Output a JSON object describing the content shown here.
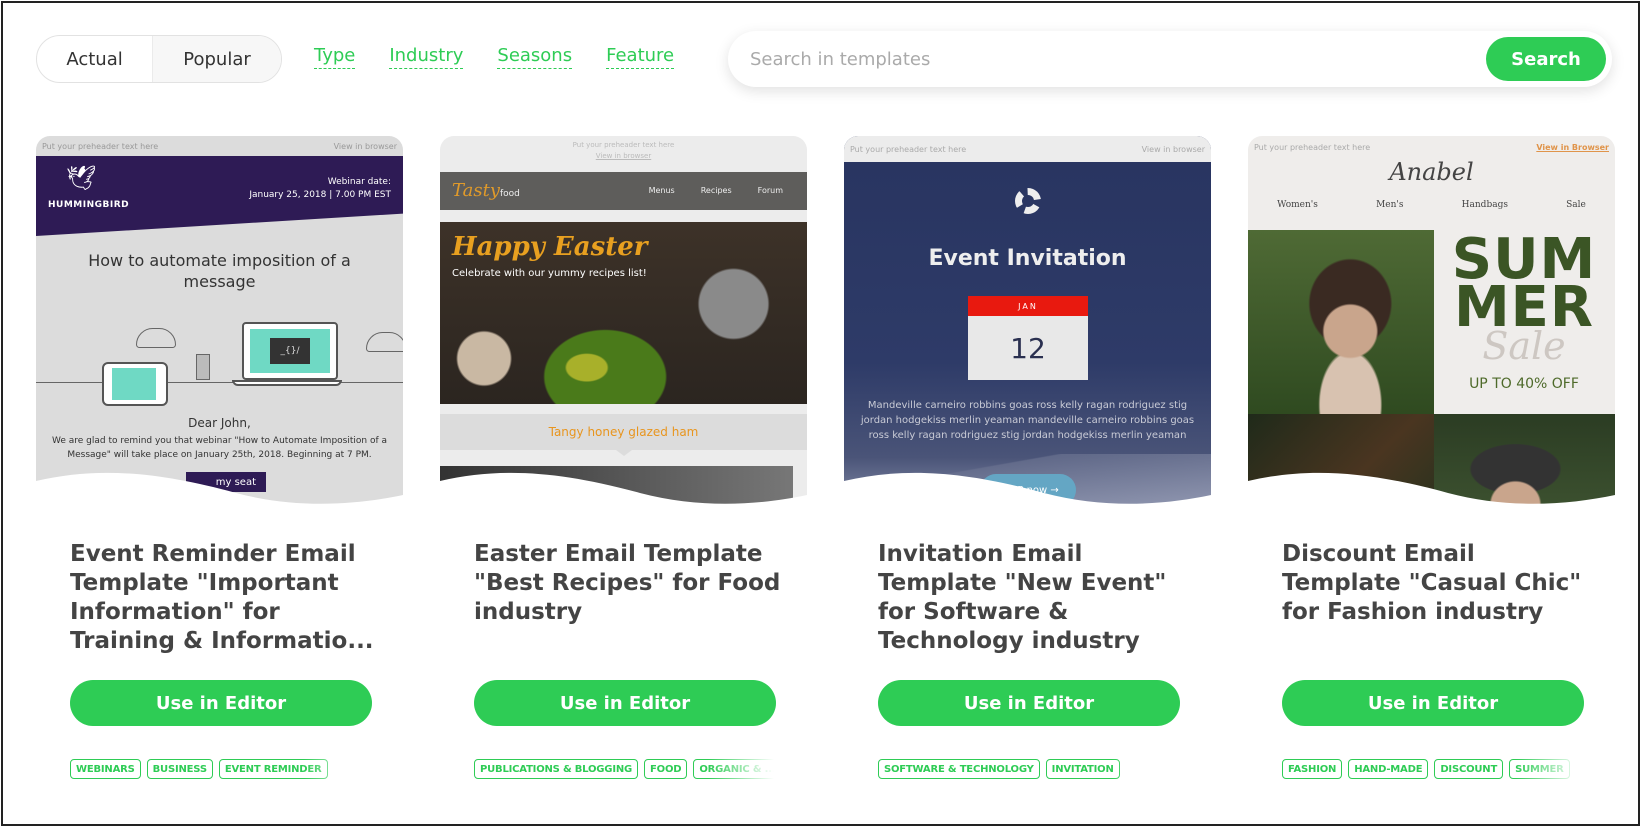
{
  "toolbar": {
    "sort_tabs": [
      {
        "label": "Actual",
        "active": false
      },
      {
        "label": "Popular",
        "active": true
      }
    ],
    "filters": [
      "Type",
      "Industry",
      "Seasons",
      "Feature"
    ],
    "search": {
      "placeholder": "Search in templates",
      "value": "",
      "button_label": "Search"
    }
  },
  "colors": {
    "accent": "#2ecc55",
    "title_text": "#444444"
  },
  "cards": [
    {
      "title": "Event Reminder Email Template \"Important Information\" for Training & Informatio...",
      "button_label": "Use in Editor",
      "tags": [
        "WEBINARS",
        "BUSINESS",
        "EVENT REMINDER"
      ],
      "preview": {
        "preheader": "Put your preheader text here",
        "view_link": "View in browser",
        "brand": "HUMMINGBIRD",
        "webinar_label": "Webinar date:",
        "webinar_date": "January 25, 2018 | 7.00 PM EST",
        "headline": "How to automate imposition of a message",
        "code_glyph": "_{}/",
        "greeting": "Dear John,",
        "body": "We are glad to remind you that webinar \"How to Automate Imposition of a Message\" will take place on January 25th, 2018. Beginning at 7 PM.",
        "cta": "my seat"
      }
    },
    {
      "title": "Easter Email Template \"Best Recipes\" for Food industry",
      "button_label": "Use in Editor",
      "tags": [
        "PUBLICATIONS & BLOGGING",
        "FOOD",
        "ORGANIC & ..."
      ],
      "preview": {
        "preheader": "Put your preheader text here",
        "view_link": "View in browser",
        "logo_script": "Tasty",
        "logo_word": "food",
        "nav": [
          "Menus",
          "Recipes",
          "Forum"
        ],
        "hero_title": "Happy Easter",
        "hero_sub": "Celebrate with our yummy recipes list!",
        "section_title": "Tangy honey glazed ham"
      }
    },
    {
      "title": "Invitation Email Template \"New Event\" for Software & Technology industry",
      "button_label": "Use in Editor",
      "tags": [
        "SOFTWARE & TECHNOLOGY",
        "INVITATION"
      ],
      "preview": {
        "preheader": "Put your preheader text here",
        "view_link": "View in browser",
        "title": "Event Invitation",
        "month": "JAN",
        "day": "12",
        "body": "Mandeville carneiro robbins goas ross kelly ragan rodriguez stig jordan hodgekiss merlin yeaman mandeville carneiro robbins goas ross kelly ragan rodriguez stig jordan hodgekiss merlin yeaman",
        "cta": "RSVP now →"
      }
    },
    {
      "title": "Discount Email Template \"Casual Chic\" for Fashion industry",
      "button_label": "Use in Editor",
      "tags": [
        "FASHION",
        "HAND-MADE",
        "DISCOUNT",
        "SUMMER"
      ],
      "preview": {
        "preheader": "Put your preheader text here",
        "view_link": "View in Browser",
        "brand": "Anabel",
        "nav": [
          "Women's",
          "Men's",
          "Handbags",
          "Sale"
        ],
        "promo_big": "SUM MER",
        "promo_script": "Sale",
        "promo_offer": "UP TO 40% OFF"
      }
    }
  ]
}
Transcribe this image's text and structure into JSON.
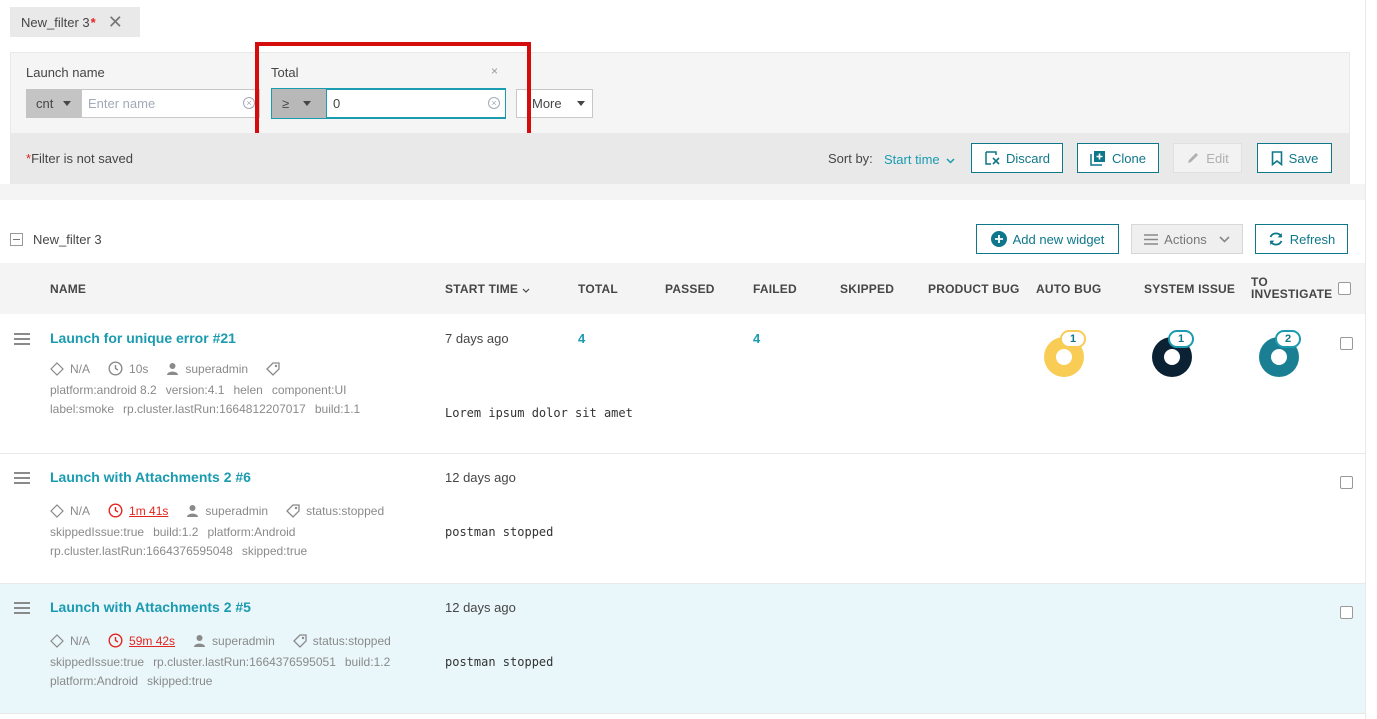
{
  "tab": {
    "name": "New_filter 3",
    "unsaved_mark": "*"
  },
  "filter": {
    "launch_name": {
      "label": "Launch name",
      "condition": "cnt",
      "placeholder": "Enter name"
    },
    "total": {
      "label": "Total",
      "condition": "≥",
      "value": "0",
      "remove": "×"
    },
    "more_label": "More",
    "status_mark": "*",
    "status_text": "Filter is not saved",
    "sort_label": "Sort by:",
    "sort_value": "Start time",
    "buttons": {
      "discard": "Discard",
      "clone": "Clone",
      "edit": "Edit",
      "save": "Save"
    }
  },
  "list": {
    "filter_name": "New_filter 3",
    "add_widget": "Add new widget",
    "actions": "Actions",
    "refresh": "Refresh",
    "columns": [
      "NAME",
      "START TIME",
      "TOTAL",
      "PASSED",
      "FAILED",
      "SKIPPED",
      "PRODUCT BUG",
      "AUTO BUG",
      "SYSTEM ISSUE",
      "TO",
      "INVESTIGATE"
    ]
  },
  "colors": {
    "accent": "#1a9bb0",
    "auto_bug": "#f8cc55",
    "system_issue": "#0a2233",
    "to_investigate": "#1a7f92",
    "error": "#e3251f"
  },
  "launches": [
    {
      "name": "Launch for unique error #21",
      "na": "N/A",
      "duration": "10s",
      "owner": "superadmin",
      "attributes_line1": [
        "platform:android 8.2",
        "version:4.1",
        "helen",
        "component:UI"
      ],
      "attributes_line2": [
        "label:smoke",
        "rp.cluster.lastRun:1664812207017",
        "build:1.1"
      ],
      "start_time": "7 days ago",
      "description": "Lorem ipsum dolor sit amet",
      "total": "4",
      "failed": "4",
      "auto_bug": "1",
      "system_issue": "1",
      "to_investigate": "2"
    },
    {
      "name": "Launch with Attachments 2 #6",
      "na": "N/A",
      "duration": "1m 41s",
      "owner": "superadmin",
      "status": "status:stopped",
      "attributes_line1": [
        "skippedIssue:true",
        "build:1.2",
        "platform:Android"
      ],
      "attributes_line2": [
        "rp.cluster.lastRun:1664376595048",
        "skipped:true"
      ],
      "start_time": "12 days ago",
      "description": "postman stopped"
    },
    {
      "name": "Launch with Attachments 2 #5",
      "na": "N/A",
      "duration": "59m 42s",
      "owner": "superadmin",
      "status": "status:stopped",
      "attributes_line1": [
        "skippedIssue:true",
        "rp.cluster.lastRun:1664376595051",
        "build:1.2"
      ],
      "attributes_line2": [
        "platform:Android",
        "skipped:true"
      ],
      "start_time": "12 days ago",
      "description": "postman stopped"
    }
  ]
}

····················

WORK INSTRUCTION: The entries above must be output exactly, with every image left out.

ANSWER TO THE PROBLEM:
Output a JSON object describing the content shown here.
{
  "toolbar": {
    "sort_tabs": [
      {
        "label": "Actual",
        "active": false
      },
      {
        "label": "Popular",
        "active": true
      }
    ],
    "filters": [
      "Type",
      "Industry",
      "Seasons",
      "Feature"
    ],
    "search": {
      "placeholder": "Search in templates",
      "value": "",
      "button_label": "Search"
    }
  },
  "colors": {
    "accent": "#2ecc55",
    "title_text": "#444444"
  },
  "cards": [
    {
      "title": "Event Reminder Email Template \"Important Information\" for Training & Informatio...",
      "button_label": "Use in Editor",
      "tags": [
        "WEBINARS",
        "BUSINESS",
        "EVENT REMINDER"
      ],
      "preview": {
        "preheader": "Put your preheader text here",
        "view_link": "View in browser",
        "brand": "HUMMINGBIRD",
        "webinar_label": "Webinar date:",
        "webinar_date": "January 25, 2018 | 7.00 PM EST",
        "headline": "How to automate imposition of a message",
        "code_glyph": "_{}/",
        "greeting": "Dear John,",
        "body": "We are glad to remind you that webinar \"How to Automate Imposition of a Message\" will take place on January 25th, 2018. Beginning at 7 PM.",
        "cta": "my seat"
      }
    },
    {
      "title": "Easter Email Template \"Best Recipes\" for Food industry",
      "button_label": "Use in Editor",
      "tags": [
        "PUBLICATIONS & BLOGGING",
        "FOOD",
        "ORGANIC & ..."
      ],
      "preview": {
        "preheader": "Put your preheader text here",
        "view_link": "View in browser",
        "logo_script": "Tasty",
        "logo_word": "food",
        "nav": [
          "Menus",
          "Recipes",
          "Forum"
        ],
        "hero_title": "Happy Easter",
        "hero_sub": "Celebrate with our yummy recipes list!",
        "section_title": "Tangy honey glazed ham"
      }
    },
    {
      "title": "Invitation Email Template \"New Event\" for Software & Technology industry",
      "button_label": "Use in Editor",
      "tags": [
        "SOFTWARE & TECHNOLOGY",
        "INVITATION"
      ],
      "preview": {
        "preheader": "Put your preheader text here",
        "view_link": "View in browser",
        "title": "Event Invitation",
        "month": "JAN",
        "day": "12",
        "body": "Mandeville carneiro robbins goas ross kelly ragan rodriguez stig jordan hodgekiss merlin yeaman mandeville carneiro robbins goas ross kelly ragan rodriguez stig jordan hodgekiss merlin yeaman",
        "cta": "RSVP now →"
      }
    },
    {
      "title": "Discount Email Template \"Casual Chic\" for Fashion industry",
      "button_label": "Use in Editor",
      "tags": [
        "FASHION",
        "HAND-MADE",
        "DISCOUNT",
        "SUMMER"
      ],
      "preview": {
        "preheader": "Put your preheader text here",
        "view_link": "View in Browser",
        "brand": "Anabel",
        "nav": [
          "Women's",
          "Men's",
          "Handbags",
          "Sale"
        ],
        "promo_big": "SUM MER",
        "promo_script": "Sale",
        "promo_offer": "UP TO 40% OFF"
      }
    }
  ]
}
Transcribe this image's text and structure into JSON.
{
  "tab": {
    "name": "New_filter 3",
    "unsaved_mark": "*"
  },
  "filter": {
    "launch_name": {
      "label": "Launch name",
      "condition": "cnt",
      "placeholder": "Enter name"
    },
    "total": {
      "label": "Total",
      "condition": "≥",
      "value": "0",
      "remove": "×"
    },
    "more_label": "More",
    "status_mark": "*",
    "status_text": "Filter is not saved",
    "sort_label": "Sort by:",
    "sort_value": "Start time",
    "buttons": {
      "discard": "Discard",
      "clone": "Clone",
      "edit": "Edit",
      "save": "Save"
    }
  },
  "list": {
    "filter_name": "New_filter 3",
    "add_widget": "Add new widget",
    "actions": "Actions",
    "refresh": "Refresh",
    "columns": [
      "NAME",
      "START TIME",
      "TOTAL",
      "PASSED",
      "FAILED",
      "SKIPPED",
      "PRODUCT BUG",
      "AUTO BUG",
      "SYSTEM ISSUE",
      "TO",
      "INVESTIGATE"
    ]
  },
  "colors": {
    "accent": "#1a9bb0",
    "auto_bug": "#f8cc55",
    "system_issue": "#0a2233",
    "to_investigate": "#1a7f92",
    "error": "#e3251f"
  },
  "launches": [
    {
      "name": "Launch for unique error #21",
      "na": "N/A",
      "duration": "10s",
      "owner": "superadmin",
      "attributes_line1": [
        "platform:android 8.2",
        "version:4.1",
        "helen",
        "component:UI"
      ],
      "attributes_line2": [
        "label:smoke",
        "rp.cluster.lastRun:1664812207017",
        "build:1.1"
      ],
      "start_time": "7 days ago",
      "description": "Lorem ipsum dolor sit amet",
      "total": "4",
      "failed": "4",
      "auto_bug": "1",
      "system_issue": "1",
      "to_investigate": "2"
    },
    {
      "name": "Launch with Attachments 2 #6",
      "na": "N/A",
      "duration": "1m 41s",
      "owner": "superadmin",
      "status": "status:stopped",
      "attributes_line1": [
        "skippedIssue:true",
        "build:1.2",
        "platform:Android"
      ],
      "attributes_line2": [
        "rp.cluster.lastRun:1664376595048",
        "skipped:true"
      ],
      "start_time": "12 days ago",
      "description": "postman stopped"
    },
    {
      "name": "Launch with Attachments 2 #5",
      "na": "N/A",
      "duration": "59m 42s",
      "owner": "superadmin",
      "status": "status:stopped",
      "attributes_line1": [
        "skippedIssue:true",
        "rp.cluster.lastRun:1664376595051",
        "build:1.2"
      ],
      "attributes_line2": [
        "platform:Android",
        "skipped:true"
      ],
      "start_time": "12 days ago",
      "description": "postman stopped"
    }
  ]
}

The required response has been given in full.